### AIM OF THE TASK
Write each of the records out again exactly.

START INFORMATION SHOWN

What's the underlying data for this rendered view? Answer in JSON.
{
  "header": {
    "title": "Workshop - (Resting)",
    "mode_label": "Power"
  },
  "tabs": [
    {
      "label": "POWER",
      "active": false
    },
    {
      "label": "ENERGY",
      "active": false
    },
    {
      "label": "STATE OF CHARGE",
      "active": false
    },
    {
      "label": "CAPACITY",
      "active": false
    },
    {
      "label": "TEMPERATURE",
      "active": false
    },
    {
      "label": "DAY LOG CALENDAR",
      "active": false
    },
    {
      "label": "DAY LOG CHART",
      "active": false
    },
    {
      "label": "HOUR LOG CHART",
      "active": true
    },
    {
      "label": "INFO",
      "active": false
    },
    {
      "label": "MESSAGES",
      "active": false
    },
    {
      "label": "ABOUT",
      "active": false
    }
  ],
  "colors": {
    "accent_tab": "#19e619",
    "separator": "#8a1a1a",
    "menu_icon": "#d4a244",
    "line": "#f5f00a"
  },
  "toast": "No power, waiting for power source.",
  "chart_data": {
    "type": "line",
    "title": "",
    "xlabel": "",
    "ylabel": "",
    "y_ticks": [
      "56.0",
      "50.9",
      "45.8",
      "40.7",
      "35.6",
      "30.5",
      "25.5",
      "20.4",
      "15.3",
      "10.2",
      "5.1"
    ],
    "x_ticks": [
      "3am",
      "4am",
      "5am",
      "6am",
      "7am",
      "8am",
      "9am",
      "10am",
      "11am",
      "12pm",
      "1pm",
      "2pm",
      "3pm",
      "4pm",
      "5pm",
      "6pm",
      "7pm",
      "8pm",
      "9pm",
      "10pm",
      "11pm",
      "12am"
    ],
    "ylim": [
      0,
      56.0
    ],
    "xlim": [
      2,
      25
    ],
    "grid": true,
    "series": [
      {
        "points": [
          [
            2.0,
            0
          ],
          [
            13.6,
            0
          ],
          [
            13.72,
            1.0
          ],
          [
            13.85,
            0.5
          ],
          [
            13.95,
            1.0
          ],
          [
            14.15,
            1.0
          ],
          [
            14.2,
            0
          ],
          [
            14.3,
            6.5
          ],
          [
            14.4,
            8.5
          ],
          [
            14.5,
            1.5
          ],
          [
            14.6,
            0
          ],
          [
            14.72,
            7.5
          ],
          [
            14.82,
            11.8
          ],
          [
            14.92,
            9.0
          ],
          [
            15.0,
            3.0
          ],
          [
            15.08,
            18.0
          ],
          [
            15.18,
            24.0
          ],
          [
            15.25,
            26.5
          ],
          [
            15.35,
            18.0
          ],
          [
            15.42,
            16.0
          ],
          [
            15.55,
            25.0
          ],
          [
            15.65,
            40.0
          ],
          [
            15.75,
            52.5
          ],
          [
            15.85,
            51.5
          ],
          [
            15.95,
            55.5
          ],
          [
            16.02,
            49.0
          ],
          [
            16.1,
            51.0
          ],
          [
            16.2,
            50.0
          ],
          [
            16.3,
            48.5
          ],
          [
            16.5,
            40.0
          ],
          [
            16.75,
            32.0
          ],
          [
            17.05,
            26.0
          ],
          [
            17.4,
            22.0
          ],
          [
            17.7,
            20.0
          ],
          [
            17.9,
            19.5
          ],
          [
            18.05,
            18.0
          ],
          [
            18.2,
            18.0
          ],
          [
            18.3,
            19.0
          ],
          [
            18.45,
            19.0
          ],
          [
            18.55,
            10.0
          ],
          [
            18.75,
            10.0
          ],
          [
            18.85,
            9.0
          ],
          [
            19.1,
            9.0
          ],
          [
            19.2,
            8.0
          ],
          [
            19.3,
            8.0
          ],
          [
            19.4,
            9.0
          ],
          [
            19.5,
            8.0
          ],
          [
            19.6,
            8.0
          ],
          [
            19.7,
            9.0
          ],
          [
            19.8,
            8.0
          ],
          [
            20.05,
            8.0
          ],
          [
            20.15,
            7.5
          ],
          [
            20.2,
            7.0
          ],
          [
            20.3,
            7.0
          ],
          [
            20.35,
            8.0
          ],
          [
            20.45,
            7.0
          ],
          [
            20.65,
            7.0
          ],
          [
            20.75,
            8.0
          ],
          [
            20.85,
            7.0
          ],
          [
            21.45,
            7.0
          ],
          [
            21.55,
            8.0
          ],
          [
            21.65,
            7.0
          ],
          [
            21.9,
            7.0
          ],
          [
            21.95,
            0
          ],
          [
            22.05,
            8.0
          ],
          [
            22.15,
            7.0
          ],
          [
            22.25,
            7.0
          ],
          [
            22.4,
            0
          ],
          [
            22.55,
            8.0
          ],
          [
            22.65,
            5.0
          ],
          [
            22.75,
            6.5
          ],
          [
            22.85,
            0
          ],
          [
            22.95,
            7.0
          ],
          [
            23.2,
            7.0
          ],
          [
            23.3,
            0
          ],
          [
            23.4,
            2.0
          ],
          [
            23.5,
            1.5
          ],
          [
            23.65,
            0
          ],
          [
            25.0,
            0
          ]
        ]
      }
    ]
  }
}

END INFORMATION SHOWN

### SOLVED PROBLEM
What's the underlying data for this rendered view? Answer in JSON.
{
  "header": {
    "title": "Workshop - (Resting)",
    "mode_label": "Power"
  },
  "tabs": [
    {
      "label": "POWER",
      "active": false
    },
    {
      "label": "ENERGY",
      "active": false
    },
    {
      "label": "STATE OF CHARGE",
      "active": false
    },
    {
      "label": "CAPACITY",
      "active": false
    },
    {
      "label": "TEMPERATURE",
      "active": false
    },
    {
      "label": "DAY LOG CALENDAR",
      "active": false
    },
    {
      "label": "DAY LOG CHART",
      "active": false
    },
    {
      "label": "HOUR LOG CHART",
      "active": true
    },
    {
      "label": "INFO",
      "active": false
    },
    {
      "label": "MESSAGES",
      "active": false
    },
    {
      "label": "ABOUT",
      "active": false
    }
  ],
  "colors": {
    "accent_tab": "#19e619",
    "separator": "#8a1a1a",
    "menu_icon": "#d4a244",
    "line": "#f5f00a"
  },
  "toast": "No power, waiting for power source.",
  "chart_data": {
    "type": "line",
    "title": "",
    "xlabel": "",
    "ylabel": "",
    "y_ticks": [
      "56.0",
      "50.9",
      "45.8",
      "40.7",
      "35.6",
      "30.5",
      "25.5",
      "20.4",
      "15.3",
      "10.2",
      "5.1"
    ],
    "x_ticks": [
      "3am",
      "4am",
      "5am",
      "6am",
      "7am",
      "8am",
      "9am",
      "10am",
      "11am",
      "12pm",
      "1pm",
      "2pm",
      "3pm",
      "4pm",
      "5pm",
      "6pm",
      "7pm",
      "8pm",
      "9pm",
      "10pm",
      "11pm",
      "12am"
    ],
    "ylim": [
      0,
      56.0
    ],
    "xlim": [
      2,
      25
    ],
    "grid": true,
    "series": [
      {
        "points": [
          [
            2.0,
            0
          ],
          [
            13.6,
            0
          ],
          [
            13.72,
            1.0
          ],
          [
            13.85,
            0.5
          ],
          [
            13.95,
            1.0
          ],
          [
            14.15,
            1.0
          ],
          [
            14.2,
            0
          ],
          [
            14.3,
            6.5
          ],
          [
            14.4,
            8.5
          ],
          [
            14.5,
            1.5
          ],
          [
            14.6,
            0
          ],
          [
            14.72,
            7.5
          ],
          [
            14.82,
            11.8
          ],
          [
            14.92,
            9.0
          ],
          [
            15.0,
            3.0
          ],
          [
            15.08,
            18.0
          ],
          [
            15.18,
            24.0
          ],
          [
            15.25,
            26.5
          ],
          [
            15.35,
            18.0
          ],
          [
            15.42,
            16.0
          ],
          [
            15.55,
            25.0
          ],
          [
            15.65,
            40.0
          ],
          [
            15.75,
            52.5
          ],
          [
            15.85,
            51.5
          ],
          [
            15.95,
            55.5
          ],
          [
            16.02,
            49.0
          ],
          [
            16.1,
            51.0
          ],
          [
            16.2,
            50.0
          ],
          [
            16.3,
            48.5
          ],
          [
            16.5,
            40.0
          ],
          [
            16.75,
            32.0
          ],
          [
            17.05,
            26.0
          ],
          [
            17.4,
            22.0
          ],
          [
            17.7,
            20.0
          ],
          [
            17.9,
            19.5
          ],
          [
            18.05,
            18.0
          ],
          [
            18.2,
            18.0
          ],
          [
            18.3,
            19.0
          ],
          [
            18.45,
            19.0
          ],
          [
            18.55,
            10.0
          ],
          [
            18.75,
            10.0
          ],
          [
            18.85,
            9.0
          ],
          [
            19.1,
            9.0
          ],
          [
            19.2,
            8.0
          ],
          [
            19.3,
            8.0
          ],
          [
            19.4,
            9.0
          ],
          [
            19.5,
            8.0
          ],
          [
            19.6,
            8.0
          ],
          [
            19.7,
            9.0
          ],
          [
            19.8,
            8.0
          ],
          [
            20.05,
            8.0
          ],
          [
            20.15,
            7.5
          ],
          [
            20.2,
            7.0
          ],
          [
            20.3,
            7.0
          ],
          [
            20.35,
            8.0
          ],
          [
            20.45,
            7.0
          ],
          [
            20.65,
            7.0
          ],
          [
            20.75,
            8.0
          ],
          [
            20.85,
            7.0
          ],
          [
            21.45,
            7.0
          ],
          [
            21.55,
            8.0
          ],
          [
            21.65,
            7.0
          ],
          [
            21.9,
            7.0
          ],
          [
            21.95,
            0
          ],
          [
            22.05,
            8.0
          ],
          [
            22.15,
            7.0
          ],
          [
            22.25,
            7.0
          ],
          [
            22.4,
            0
          ],
          [
            22.55,
            8.0
          ],
          [
            22.65,
            5.0
          ],
          [
            22.75,
            6.5
          ],
          [
            22.85,
            0
          ],
          [
            22.95,
            7.0
          ],
          [
            23.2,
            7.0
          ],
          [
            23.3,
            0
          ],
          [
            23.4,
            2.0
          ],
          [
            23.5,
            1.5
          ],
          [
            23.65,
            0
          ],
          [
            25.0,
            0
          ]
        ]
      }
    ]
  }
}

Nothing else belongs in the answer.